My name is Jonathan Russell and I was born and raised in Dallas, TX. I've always been interested in drawing and the automotive industry so when I was a senior in high school, I decided to visit the College for Creative Studies in Detroit, MI and I fell in love with it. I have grown so much in artistic ability and understanding at this school. I started out wanting to be an automotive designer (I still do) but over the years of study, I have come to enjoy many areas of design, including motorcycle design, product design, and even developed a taste for crafts work and photography.

I am currently taking a semester off school to intern at BMW Motorrad (motorcycles) in Munich, Germany. My start date is March 1st and I will be there for 6 months!

I've done many projects at this school, stuff ranging from maglev rail cars for the year 2100 to redesigning the Porsche Panamera for the year 2016. My most successful project to date, in my opinion, is my Harley Davidson 1. My father has always been into motorcycles and that spirit has become apart of me as well, so when I had to the chance to do a sponsored project for Harley Davidson, I jumped at the opportunity. The brief for the project was to design a motorcycle that would appeal to men and women in the age bracket of 18-35, use an air cooled v-twin, and it had to use chrome in an interesting way. I took as many liberties as I could when I designed this bike and the biggest restraint I found was making a concept motorcycle with the brand identity of Harley Davidson but not having it look old. Harley Davidson's buyers today are men roughly in the ages of 40-60 so having my bike look young and fresh was a priority of mine. I looked to new technologies and to the only sport Harley Davidson is strongly involved in, AMA Flat Track Racing.

I got the basic dimensions of their flat trackers and then redesigned everything. I repackaged the oil tank, gas tank, battery, etc. into different areas to visually enhance the bikes aesthetic. I incorporated them above the v-twin to visually enlarge the v-twin. I then created a chrome body section that wraps on top of the tank, around to the bottom of the engine and all the way back to the seat. On this chrome section is lazer etched perforations so small that the eye can barely see. The neat thing about the perforations is that light still shines through (evidenced by Apple's Macbook Pro's sleep indicator light) Under these perforations would be OLED screens that would display graphics such as GPS and the tachometer and speedometer. This would also incorporate the tail lights and the turning signals. The interesting thing about having the screens under the surface is that the design of the features can change year to year without actually changing the body panels. It would allow yearly refreshes to the aesthetic without spending much money comparatively. I believe the end product turned out nicely and is a good concept for a younger vehicle for the Harley Davidson portfolio.

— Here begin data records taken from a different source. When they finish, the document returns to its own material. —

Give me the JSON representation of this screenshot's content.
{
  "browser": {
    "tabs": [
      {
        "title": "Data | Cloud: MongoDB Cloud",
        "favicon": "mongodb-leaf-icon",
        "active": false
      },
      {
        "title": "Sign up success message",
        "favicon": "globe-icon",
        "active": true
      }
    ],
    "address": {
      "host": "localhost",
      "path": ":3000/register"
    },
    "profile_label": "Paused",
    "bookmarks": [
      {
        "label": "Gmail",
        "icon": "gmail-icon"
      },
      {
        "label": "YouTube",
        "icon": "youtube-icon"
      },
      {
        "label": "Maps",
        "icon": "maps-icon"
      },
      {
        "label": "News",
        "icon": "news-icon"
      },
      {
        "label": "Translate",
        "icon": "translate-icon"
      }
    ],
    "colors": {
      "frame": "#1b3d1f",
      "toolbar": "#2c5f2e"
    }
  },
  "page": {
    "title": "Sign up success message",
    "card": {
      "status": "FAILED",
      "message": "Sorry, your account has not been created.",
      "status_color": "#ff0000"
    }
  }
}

The project received quite a bit of attention and made it onto many blogs including Autoblog.com and Yankodesign.com.

Check out my DESIGN page for more of my design work.